It’s that time of year when autumn seems to slide inexorably into the depths of winter. The maple tree outside our kitchen is slowly becoming less yellow and more painfully skeletal by the day and the clocks going back mean its dark by the time I finish work. This wintry feeling was reinforced last week by the first snowfall of the season and by my first sighting of a mall Santa. The snow lasted about four hours before petering out; Santa will last until Christmas, if he doesn’t get drunk and attack people. Yes Miracle on 34th Street featuring the hugely missed Richard Attenborough is among my favourite Christmas films. This mall Santa looked pretty bored; as well he should because it’s over 6 bloody weeks until Christmas!
I’ve enjoyed my first autumn in the US and if there are a lot of things that I’ve missed about the UK then there are some new discoveries that make up for them, cider doughnuts being one of the best. The weather is a lot drier here too which makes for less of those miserable days when the leaves on the ground coalesce into sodden lumps. Autumn in New England is more colourful than its counterpart in the UK, mainly because New England is so much more forested. The region is rightly famous for its foliage, it’s hard to describe how beautiful the reds and yellows and greens are when outlined against a blue sky on a sunny day. If I could just encourage the locals to tone down Halloween and adopt Bonfire Night then we really would be all set, as an American would say.
I’m a little nervous about the impending winter doom because I’m used to mild British winters and little snow. When it snowed on Sunday I texted a Canadian friend with a picture saying it was snowing heavily and it’s safe to say she wasn’t impressed with my definition of heavily. Next year she’s moving to Florida so she’ll soon be able to tell me I don’t know what real heat is either! I’m looking forward to playing in snow but I see a lot of slipping over on icy streets and falling into snowbanks in my future. I’m actually really excited about ice skating outside on the Frog Pond in Boston Common just not so much on frozen puddles. I’m sure Bostonians will get used to seeing a blue faced Englishman walking around the city wearing 86 layers and looking like the Michelin man. If it’s already slowing in November it’s going to be a long winter for me!

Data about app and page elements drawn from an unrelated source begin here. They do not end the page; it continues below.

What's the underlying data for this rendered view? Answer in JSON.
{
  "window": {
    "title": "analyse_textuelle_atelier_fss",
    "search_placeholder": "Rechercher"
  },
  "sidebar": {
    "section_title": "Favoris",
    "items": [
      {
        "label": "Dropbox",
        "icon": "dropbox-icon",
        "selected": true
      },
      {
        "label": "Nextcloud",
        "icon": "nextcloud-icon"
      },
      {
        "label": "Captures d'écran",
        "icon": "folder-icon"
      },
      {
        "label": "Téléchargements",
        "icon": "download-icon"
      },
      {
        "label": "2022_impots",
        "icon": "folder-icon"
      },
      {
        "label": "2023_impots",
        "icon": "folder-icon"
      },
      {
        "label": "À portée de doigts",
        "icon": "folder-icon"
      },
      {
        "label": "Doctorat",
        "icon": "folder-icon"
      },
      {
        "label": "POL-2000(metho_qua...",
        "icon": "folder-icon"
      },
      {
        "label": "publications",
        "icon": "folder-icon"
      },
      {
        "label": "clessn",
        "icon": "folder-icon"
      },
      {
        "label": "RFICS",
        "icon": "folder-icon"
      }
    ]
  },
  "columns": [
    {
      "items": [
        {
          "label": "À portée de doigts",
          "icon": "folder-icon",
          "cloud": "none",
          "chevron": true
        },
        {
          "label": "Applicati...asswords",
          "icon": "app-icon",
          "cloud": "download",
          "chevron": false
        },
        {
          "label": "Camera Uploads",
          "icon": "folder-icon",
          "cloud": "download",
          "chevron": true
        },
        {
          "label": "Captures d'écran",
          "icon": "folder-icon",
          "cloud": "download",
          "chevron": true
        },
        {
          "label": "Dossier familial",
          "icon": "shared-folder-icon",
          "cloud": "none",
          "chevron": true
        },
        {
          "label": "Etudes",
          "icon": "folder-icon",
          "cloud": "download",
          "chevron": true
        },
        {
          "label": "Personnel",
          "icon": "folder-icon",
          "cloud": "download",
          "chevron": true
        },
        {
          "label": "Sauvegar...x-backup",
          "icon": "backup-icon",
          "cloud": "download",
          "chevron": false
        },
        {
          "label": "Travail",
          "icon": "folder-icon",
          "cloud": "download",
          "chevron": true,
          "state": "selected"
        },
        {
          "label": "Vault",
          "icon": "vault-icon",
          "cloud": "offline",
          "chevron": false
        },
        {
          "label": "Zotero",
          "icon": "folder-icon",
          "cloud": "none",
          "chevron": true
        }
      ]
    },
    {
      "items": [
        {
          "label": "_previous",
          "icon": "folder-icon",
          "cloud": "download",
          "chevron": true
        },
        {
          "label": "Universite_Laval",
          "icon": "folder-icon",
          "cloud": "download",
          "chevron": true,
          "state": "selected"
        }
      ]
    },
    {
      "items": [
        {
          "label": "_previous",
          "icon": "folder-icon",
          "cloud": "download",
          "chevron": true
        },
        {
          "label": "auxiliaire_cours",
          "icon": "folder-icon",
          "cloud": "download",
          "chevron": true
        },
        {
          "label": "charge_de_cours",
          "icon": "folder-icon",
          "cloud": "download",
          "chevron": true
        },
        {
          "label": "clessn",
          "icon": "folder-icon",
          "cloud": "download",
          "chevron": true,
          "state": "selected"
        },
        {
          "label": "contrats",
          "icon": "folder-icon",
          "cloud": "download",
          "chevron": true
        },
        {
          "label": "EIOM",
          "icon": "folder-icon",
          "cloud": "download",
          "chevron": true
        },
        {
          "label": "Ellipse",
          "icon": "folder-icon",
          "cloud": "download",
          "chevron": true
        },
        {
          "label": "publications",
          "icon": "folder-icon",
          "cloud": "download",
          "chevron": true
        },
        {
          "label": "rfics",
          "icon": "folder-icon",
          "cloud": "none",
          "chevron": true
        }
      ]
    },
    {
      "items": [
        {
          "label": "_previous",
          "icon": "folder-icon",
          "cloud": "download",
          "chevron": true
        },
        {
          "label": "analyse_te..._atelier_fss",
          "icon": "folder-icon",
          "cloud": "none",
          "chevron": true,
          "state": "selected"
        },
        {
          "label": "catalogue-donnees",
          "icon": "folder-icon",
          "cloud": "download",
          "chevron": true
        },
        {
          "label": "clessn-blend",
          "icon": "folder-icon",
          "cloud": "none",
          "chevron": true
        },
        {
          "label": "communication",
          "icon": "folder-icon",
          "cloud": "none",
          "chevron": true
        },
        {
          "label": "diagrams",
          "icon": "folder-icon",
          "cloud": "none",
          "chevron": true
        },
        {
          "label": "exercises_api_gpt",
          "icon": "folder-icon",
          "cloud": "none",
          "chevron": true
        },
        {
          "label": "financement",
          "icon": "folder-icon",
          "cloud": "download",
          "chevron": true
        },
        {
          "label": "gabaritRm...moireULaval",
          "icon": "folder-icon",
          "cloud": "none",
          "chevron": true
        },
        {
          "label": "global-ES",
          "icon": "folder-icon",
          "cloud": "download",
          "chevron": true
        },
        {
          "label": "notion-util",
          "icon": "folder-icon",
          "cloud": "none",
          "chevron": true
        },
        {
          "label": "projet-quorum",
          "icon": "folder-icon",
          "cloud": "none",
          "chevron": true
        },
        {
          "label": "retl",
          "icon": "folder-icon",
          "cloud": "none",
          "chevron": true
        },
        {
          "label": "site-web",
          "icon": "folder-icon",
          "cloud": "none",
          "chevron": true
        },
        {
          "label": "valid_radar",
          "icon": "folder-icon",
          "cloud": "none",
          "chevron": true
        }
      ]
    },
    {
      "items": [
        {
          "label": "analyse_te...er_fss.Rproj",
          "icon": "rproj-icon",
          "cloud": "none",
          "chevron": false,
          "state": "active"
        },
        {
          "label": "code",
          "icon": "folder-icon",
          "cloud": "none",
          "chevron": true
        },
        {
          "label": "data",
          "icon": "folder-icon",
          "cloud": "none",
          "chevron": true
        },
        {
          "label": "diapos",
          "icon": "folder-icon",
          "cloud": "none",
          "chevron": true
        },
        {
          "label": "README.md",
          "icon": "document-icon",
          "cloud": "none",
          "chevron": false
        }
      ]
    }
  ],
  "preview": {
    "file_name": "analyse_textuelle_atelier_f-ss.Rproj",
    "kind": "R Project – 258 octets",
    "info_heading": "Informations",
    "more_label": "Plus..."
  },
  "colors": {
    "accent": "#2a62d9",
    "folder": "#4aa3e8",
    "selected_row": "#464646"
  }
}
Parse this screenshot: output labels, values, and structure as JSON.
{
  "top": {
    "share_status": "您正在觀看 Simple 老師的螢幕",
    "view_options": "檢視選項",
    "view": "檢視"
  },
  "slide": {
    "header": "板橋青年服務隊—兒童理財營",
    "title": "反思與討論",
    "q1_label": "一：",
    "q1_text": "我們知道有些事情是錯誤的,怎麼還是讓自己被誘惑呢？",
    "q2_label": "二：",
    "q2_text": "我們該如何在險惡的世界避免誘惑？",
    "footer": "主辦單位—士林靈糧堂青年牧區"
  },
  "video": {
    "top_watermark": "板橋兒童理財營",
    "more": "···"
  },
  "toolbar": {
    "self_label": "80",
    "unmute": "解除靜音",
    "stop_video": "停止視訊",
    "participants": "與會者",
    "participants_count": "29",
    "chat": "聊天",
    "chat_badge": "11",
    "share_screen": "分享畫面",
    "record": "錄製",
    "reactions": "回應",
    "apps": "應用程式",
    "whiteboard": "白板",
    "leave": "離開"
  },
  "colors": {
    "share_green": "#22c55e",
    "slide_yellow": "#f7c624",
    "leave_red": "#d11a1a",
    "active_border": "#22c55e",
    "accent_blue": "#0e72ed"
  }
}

This weekend saw another first for me; my first cream tea in the USA. For those who don’t know, cream teas consist of clotted cream and jam spread on scones accompanied by a pot of tea. My sister in law had kindly given us a gift card for the upmarket Langham Hotel in Boston and we decided to try their afternoon tea. Cream teas are a big thing for me; I am from Devon in the UK where cream teas are a speciality and even putting the cream and jam on the wrong way round is considered a faux pas! The cream tea passed my test; the scones were warm and the cream and jam tasty and we had sixteen different types of tea to choose from! They even referred to the cream as Devonshire cream but as the food wasn’t served by a waitress who called everyone “my lover” I’m dubious. Have a nice Sunday everyone, I’m off to invest in another sweater. Or five…
Early on Friday morning I was getting ready for work when I heard a commotion in the kitchen; our house cat Sammy had somehow managed to pull a bird through a slightly open window. The bird was duly dropped on the bed and as it hadn’t moved I thought Sammy had killed it so I got the shock of my life Continue reading “Remember, Remember, the Fifth of November”
As an Englishman living in New England, one of the most common feelings that I have when I travel (after fearing for my life because of Massachusetts drivers) is a sense of déjà vu, when I see places that I’m sure I’ve already visited before. Continue reading “There’s a Place for Déjà Vu”
What makes you feel like you belong somewhere? Is it being able to vote, buying a house or being able to find your way home from work without getting lost? For me it was being able Continue reading “Belonging”